While they all have their followers and strong points, it is difficult to imagine any one of them in the Oval Office. Mr. Gingrich is very bright, but something of a gadfly. Mr. Paul serves his country by keeping politicians honest. Mr. Cain, a successful entrepreneur, has ideas that the eventual candidate could incorporate, but in his simplistic solutions to complex problems he reminds one of Ross Perot in 1992. Mr. Santorum, in many respects a unifier, seems too nice a person to be President.

That leaves four – Mitt Romney, Rick Perry, Michelle Bachman and Jon Huntsman. Given his low poll numbers, most people would count Mr. Huntsman out. Perhaps he will fold, but I am not so sure. (At this point, let me admit my personal bias that Jon Huntsman would be the best candidate.) During the debate he emphasized the importance of picking a candidate that could appeal to independents, something that might be difficult for Ms. Bachman and Mr. Perry. For example when it came to discussing immigration, Mr. Huntsman invoked Ronald Reagan. (In fairness all the candidates made frequent reference to the “gipper.” After all they were in the Reagan Library and Nancy Reagan was in the front row.) Huntsman pointed out that Mr. Reagan saw immigration as a “human issue” and that we need to attract brain power. When it came time to take a “pledge” to introduce a balanced budget amendment, the sole holdout was Jon Huntsman. He said the only pledge he would take would be “a pledge not to take a pledge. A pledge diminishes discussion.” Mr. Perry, in contrast, said that a balanced budget is needed for the same reason one cuts off a snake’s head.

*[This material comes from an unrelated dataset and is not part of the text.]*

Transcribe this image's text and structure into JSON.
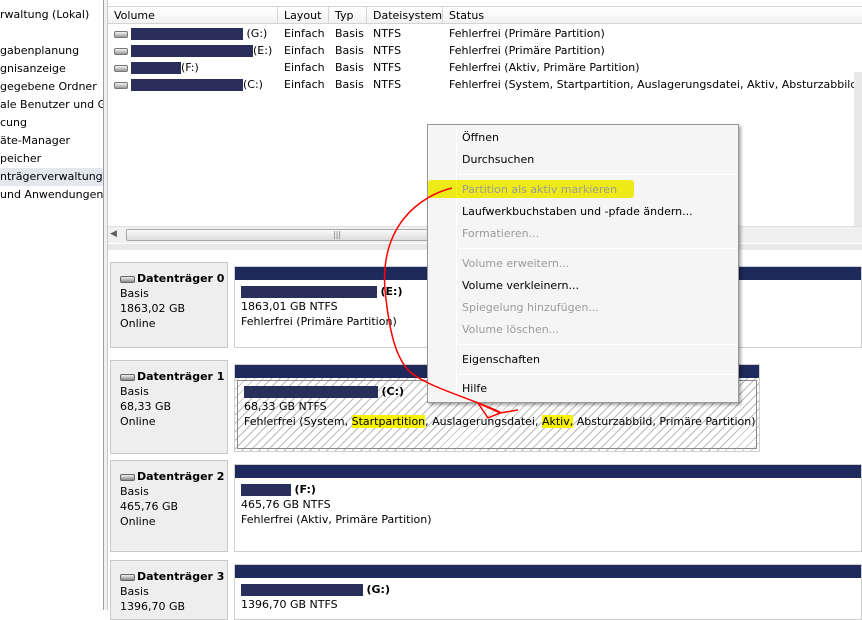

Given his front-runner status, Mr. Perry was the obvious target for both the moderators and the participants. In his book (which I have not read, nor do I intend to,) Fed Up, Mr. Perry apparently referred to Social Security as a Ponzi scheme, and “a lie to our kids.” While everyone knows that Social Security is unsustainable in its current form, Mr. Perry’s words provided Mr. Romney the opportunity to say that he would keep it, but fix it. The others chimed in. Mr. Perry’s executive order mandating the vaccination of twelve-year-old girls for a sexually transmitted virus (later overturned by the Legislature) was criticized as excessive use of executive power. When questioned about the fact that, as governor, he (Mr. Perry) had executed more prisoners than any other, he received applause from the audience, much to the disbelief of Brian Williams. Mr. Perry’s antipathy toward the science surrounding climate change was challenged. Mr. Huntsman retorted that “we cannot run from science.” Mr. Perry replied that we are putting the economy at risk because of a “science that is not settled.”

Ms. Bachman seemed less relevant with Mr. Perry in the race. Both are social conservatives. During the debate she seemed less strident. She argued that it was wrong to go into Libya, as “we had no interests.” She spoke of “family values” and “parental rights.”

Mr. Romney came across as the most aggressive of them all. He knows he is behind in the polls and must show he is more of a fighter. While his tenure as governor received some censure, he emphasized his role in the private sector. When Brian Williams accused him of buying companies, stripping them down, eliminating jobs and then reselling them, Mr. Romney fought back, expounding on the number of jobs his companies had created. My guess would be that Mr. Romney will be the principal beneficiary.

The main target of the debate was not one another; it was the incumbent. They all agreed on the economy’s need to increase the role of the private sector. They emphasized less regulation. They want to return Medicaid to the states. They all abhor the increasing dependency of people on government. Jon Huntsman said that while many issues are important, one is critical – jobs. “The President doesn’t have a clue,” said Mr. Romney. Mr. Perry reminded people of President Kennedy’s statement that the most powerful welfare program is a job. Mr. Bernanke, as chief of the Federal Reserve took some hits. Ron Paul pointed out that he could buy a gallon of gasoline “for a dime – a silver dime that is now worth $3.50, thanks to dollar depreciation.”

The games have begun.